In a historic move for the east African nation, Ethiopia has this week announced a tree-planting initiative, via UN Environment, to outdo virtually any other country in the world. Based initially at the Gulele Botanical Garden in the capital of Addis Ababa, volunteers began planting 350 million trees spanning right across the country.

In just 12 hours, the world record was broken, in an admirable attempt to combat the effects of deforestation and climate change. By fulfilling the tree-planting record, the country is surpassing its Green Legacy goal, conceived by Ethiopian Prime Minister Abiy Ahmed, of planting 200 million trees in a day at over 1,000 sites.

The last country to attempt such a feat was India, who have been reigning champions since 2016 when they planted 49.3 million trees in just one day, involving 800,000 volunteers. Equally, back in 2018, China announced plans to plant forests covering an area roughly the size of Ireland and the UK, one of the least forested countries in Europe (13% according to Forest Research), spent £5.7 million to develop a new northern forest in 2018.

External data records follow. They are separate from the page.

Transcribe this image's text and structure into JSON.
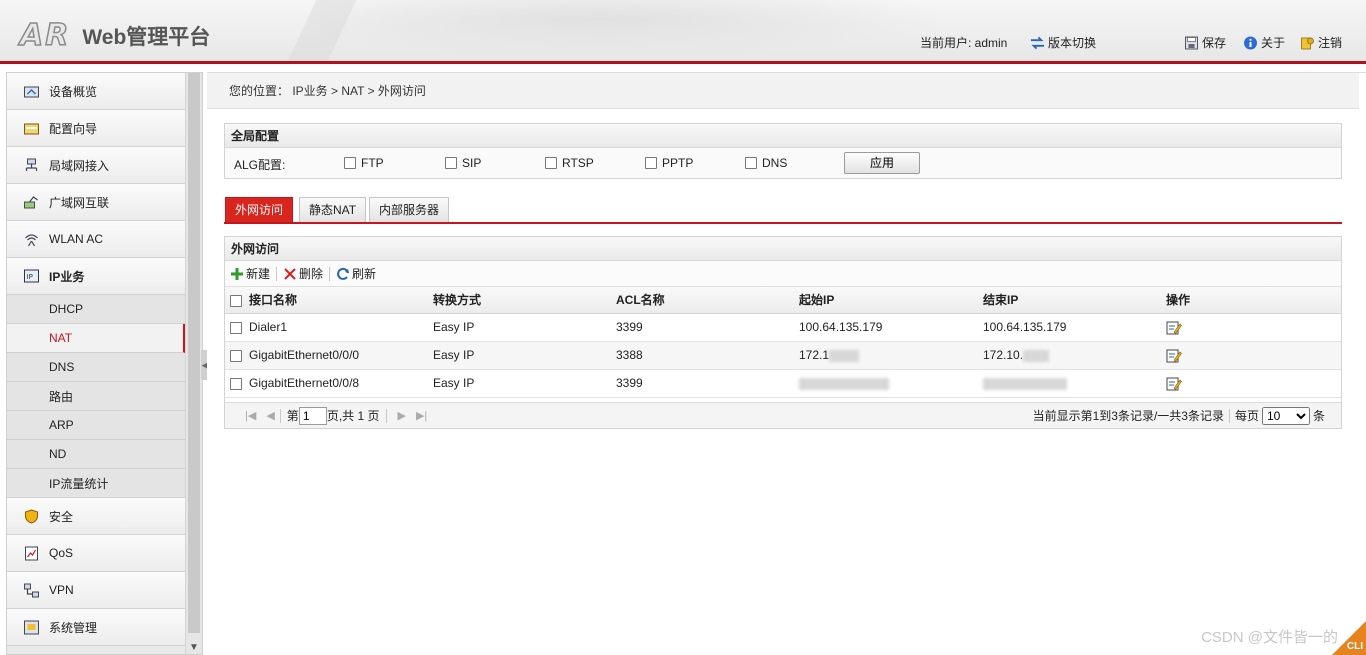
{
  "header": {
    "logo": "AR",
    "title": "Web管理平台",
    "current_user": "当前用户: admin",
    "version_switch": "版本切换",
    "save": "保存",
    "about": "关于",
    "logout": "注销"
  },
  "sidebar": {
    "items": [
      {
        "label": "设备概览",
        "icon": "device-overview-icon"
      },
      {
        "label": "配置向导",
        "icon": "config-wizard-icon"
      },
      {
        "label": "局域网接入",
        "icon": "lan-icon"
      },
      {
        "label": "广域网互联",
        "icon": "wan-icon"
      },
      {
        "label": "WLAN AC",
        "icon": "wlan-icon"
      },
      {
        "label": "IP业务",
        "icon": "ip-service-icon"
      }
    ],
    "subitems": [
      "DHCP",
      "NAT",
      "DNS",
      "路由",
      "ARP",
      "ND",
      "IP流量统计"
    ],
    "items_after": [
      {
        "label": "安全",
        "icon": "shield-icon"
      },
      {
        "label": "QoS",
        "icon": "qos-icon"
      },
      {
        "label": "VPN",
        "icon": "vpn-icon"
      },
      {
        "label": "系统管理",
        "icon": "system-icon"
      }
    ]
  },
  "breadcrumb": "您的位置： IP业务 > NAT > 外网访问",
  "global_config": {
    "title": "全局配置",
    "alg_label": "ALG配置:",
    "options": [
      "FTP",
      "SIP",
      "RTSP",
      "PPTP",
      "DNS"
    ],
    "apply": "应用"
  },
  "tabs": [
    "外网访问",
    "静态NAT",
    "内部服务器"
  ],
  "list": {
    "title": "外网访问",
    "toolbar": {
      "new": "新建",
      "delete": "删除",
      "refresh": "刷新"
    },
    "columns": [
      "接口名称",
      "转换方式",
      "ACL名称",
      "起始IP",
      "结束IP",
      "操作"
    ],
    "rows": [
      {
        "iface": "Dialer1",
        "mode": "Easy IP",
        "acl": "3399",
        "start": "100.64.135.179",
        "end": "100.64.135.179"
      },
      {
        "iface": "GigabitEthernet0/0/0",
        "mode": "Easy IP",
        "acl": "3388",
        "start": "172.1",
        "end": "172.10."
      },
      {
        "iface": "GigabitEthernet0/0/8",
        "mode": "Easy IP",
        "acl": "3399",
        "start": "",
        "end": ""
      }
    ]
  },
  "pager": {
    "page_prefix": "第",
    "page_value": "1",
    "page_suffix": "页,共 1 页",
    "summary": "当前显示第1到3条记录/一共3条记录",
    "per_page_label": "每页",
    "per_page_value": "10",
    "per_page_suffix": "条"
  },
  "watermark": "CSDN @文件皆一的",
  "cli_badge": "CLI",
  "colors": {
    "accent": "#c8141c",
    "tab_active": "#d8261e",
    "cli": "#e6831e"
  }
}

Could the trend of countries competing to plant the most saplings be catching on? Definitely NOT IN MALTA!